After further reading, I have amended my previous review downward. I don't much care to find errors in the final publication of technical material. I began finding errors in the overview. An example can be found in paragraph one of the overview, wherein the author says the peak-to-peak voltage is 1.414 times the RMS voltage. That is the peak voltage, not the peak-to-peak voltage.
Also, in the second sentence of paragraph number five in the Generation, Transmission, and Distribution section of the Overview, the author states, "The faster the pushing of these electrons, the higher the voltage." This is incorrect. A higher voltage means there is a greater electromotive force (pressure) pushing the amperage (electrons) through a given resistance. The term "faster" is more relative to the cycles at which the voltage and amperage is motivated through a conductive median. And, I'm still trying to figure out how the author discovered 63.5 electrons in orbit about a copper (Cu) atom, (paragraph four); Or, how anyone might get one-half an electron orbiting about any element for that matter. They really don't make one-half electrons, do they? :-)

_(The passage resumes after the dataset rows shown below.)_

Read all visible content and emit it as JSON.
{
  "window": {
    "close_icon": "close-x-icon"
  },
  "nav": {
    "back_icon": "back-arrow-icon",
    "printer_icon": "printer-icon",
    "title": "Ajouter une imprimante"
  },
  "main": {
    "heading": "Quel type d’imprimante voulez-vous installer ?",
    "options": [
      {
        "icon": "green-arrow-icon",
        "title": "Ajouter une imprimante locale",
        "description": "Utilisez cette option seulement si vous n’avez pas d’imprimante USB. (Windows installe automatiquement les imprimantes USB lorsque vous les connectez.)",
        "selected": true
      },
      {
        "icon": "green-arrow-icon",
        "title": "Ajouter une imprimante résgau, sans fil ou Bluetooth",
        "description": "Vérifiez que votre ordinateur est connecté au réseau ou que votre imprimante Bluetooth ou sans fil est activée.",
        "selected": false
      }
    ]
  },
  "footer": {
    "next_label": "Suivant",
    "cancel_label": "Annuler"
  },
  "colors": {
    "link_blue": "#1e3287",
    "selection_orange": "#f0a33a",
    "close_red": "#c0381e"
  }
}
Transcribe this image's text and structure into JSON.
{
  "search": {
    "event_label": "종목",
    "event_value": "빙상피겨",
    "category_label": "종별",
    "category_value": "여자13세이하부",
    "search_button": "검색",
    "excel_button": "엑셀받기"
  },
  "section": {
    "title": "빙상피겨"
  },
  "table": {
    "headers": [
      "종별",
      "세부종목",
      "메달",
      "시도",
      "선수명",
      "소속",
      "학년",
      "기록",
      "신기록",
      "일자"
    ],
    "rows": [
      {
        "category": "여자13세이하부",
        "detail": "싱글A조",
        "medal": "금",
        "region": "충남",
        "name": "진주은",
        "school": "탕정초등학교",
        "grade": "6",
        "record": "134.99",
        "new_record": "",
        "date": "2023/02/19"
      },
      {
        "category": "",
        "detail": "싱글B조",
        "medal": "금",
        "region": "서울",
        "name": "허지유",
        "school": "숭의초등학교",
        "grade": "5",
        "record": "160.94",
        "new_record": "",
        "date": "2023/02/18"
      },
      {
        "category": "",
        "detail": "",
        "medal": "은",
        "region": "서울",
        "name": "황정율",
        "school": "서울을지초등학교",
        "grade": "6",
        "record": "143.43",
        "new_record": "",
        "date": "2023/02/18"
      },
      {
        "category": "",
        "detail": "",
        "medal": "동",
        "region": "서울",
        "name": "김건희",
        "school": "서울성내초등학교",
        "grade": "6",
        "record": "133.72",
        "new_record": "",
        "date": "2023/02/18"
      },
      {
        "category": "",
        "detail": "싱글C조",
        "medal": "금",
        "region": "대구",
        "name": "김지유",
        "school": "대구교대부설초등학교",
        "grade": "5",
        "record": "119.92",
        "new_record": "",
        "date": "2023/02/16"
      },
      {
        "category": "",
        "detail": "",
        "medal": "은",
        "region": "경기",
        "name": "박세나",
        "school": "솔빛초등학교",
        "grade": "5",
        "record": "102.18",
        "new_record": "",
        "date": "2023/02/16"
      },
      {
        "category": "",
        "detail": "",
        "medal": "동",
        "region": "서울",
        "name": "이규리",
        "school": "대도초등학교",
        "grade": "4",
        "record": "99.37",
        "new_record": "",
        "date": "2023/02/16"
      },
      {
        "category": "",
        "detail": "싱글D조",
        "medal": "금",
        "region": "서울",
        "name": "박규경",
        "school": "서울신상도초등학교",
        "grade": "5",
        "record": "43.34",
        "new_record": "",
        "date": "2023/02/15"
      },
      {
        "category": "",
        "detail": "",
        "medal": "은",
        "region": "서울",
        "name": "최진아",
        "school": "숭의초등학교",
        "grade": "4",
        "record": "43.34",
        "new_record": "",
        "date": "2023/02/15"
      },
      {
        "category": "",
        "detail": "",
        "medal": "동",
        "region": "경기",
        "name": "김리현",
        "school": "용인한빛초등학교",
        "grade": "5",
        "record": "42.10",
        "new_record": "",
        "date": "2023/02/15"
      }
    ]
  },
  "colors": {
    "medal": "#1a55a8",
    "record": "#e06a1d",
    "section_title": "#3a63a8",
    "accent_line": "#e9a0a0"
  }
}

Although I have yet to find errors in the calculations, I have found the author's solution to at least one of the problems to be unusually oblique, even circuitous. For example, in Exercise 1-1, problem number 4 states: "A circuit has 1800 watts. What is the voltage if the circuit draws 15 amperes?" The solution given states: "To find the voltage, first find the ohms: P/I[squared] = R; 1800/15[squared] = 1800/225 = 8 ohms; RI = E; 8 x 15 = 120 volts." Although this answer is technically correct, the author's method of obtaining it is tortuous--especially since the author stated prior to this problem that wattage is equal the voltage times the current (E x I). Hence, a more direct and much simpler method of obtaining the answer might have been to divide the 1800 Watts by 15 Amperes, which equals 120 volts, or mathematically: 1800W/15A = 120 volts.
An example of omission is the author's answer for question number seven (7) for the Chapter 4 Test. Question 7 asks: "What is the purpose of the first semiconductor between the conductor and the insulation in a shielded cable?"
The author's answer is: "The semiconductor fills in between the outer strands and makes the conductor smooth and round. This cuts down the chance of the formation of an air pocket."
The author begins answering this question by telling the reader where the semiconductor is placed--something already stated in the question. Then the author states that the semi-conductive layer about the conductor (the conductor shield) "...makes the conductor smooth and round..." only to follow that explanation with a statement about this semi-conductive layer reducing air pocket formations. The mention of air pocket formations in the answer introduces new and unexplained subject matter into this topic without discussion or exposition.
Indeed, the author covers shielded cables over 600 volts in Section 4-6. At no time, either in the discussion within Section 4-6, or in his explanation for question number 7, does the author give an explanation to the reader as to why air pocket formations might pose a problem. Moreover, the author ignores the fact that an inherent characteristic of any stranded conductor is that "air pockets" exist within the interstitial space between the strands. Consequently, the author makes no attempt to reconcile this very obvious inconsistency. This has the effect of leaving the reader hanging on this subject.
It is the errors, the meandering and incomplete answers the author employs for explaining problems that cause me to downgrade the rating of this book. What I initially perceived as a quick and enjoyable read turned into a quagmire of shallow prose, adolescent exposé, and technical errors and omissions.
In closing, I will assume personal responsibility for not having performed better due-diligence. (It is as though the author did little or nothing to address complaints associated with the first edition.) So, to all prospective buyers of this edition, I say: "caveat emptor." Since this book is riddled with errors and omissions, I cannot in all good conscience recommend it.
- Paperback: 274 pages
- Publisher: McGraw-Hill Education; 2 edition (26 August 2011)
- Language: English
- ISBN-10: 007177016X
- ISBN-13: 978-0071770163
- Product Dimensions: 15.2 x 1.6 x 22.9 cm
- Boxed-product Weight: 363 g
- Average Customer Review: Be the first to review this item
- Amazon Bestsellers Rank: 178,451 in Books (See Top 100 in Books)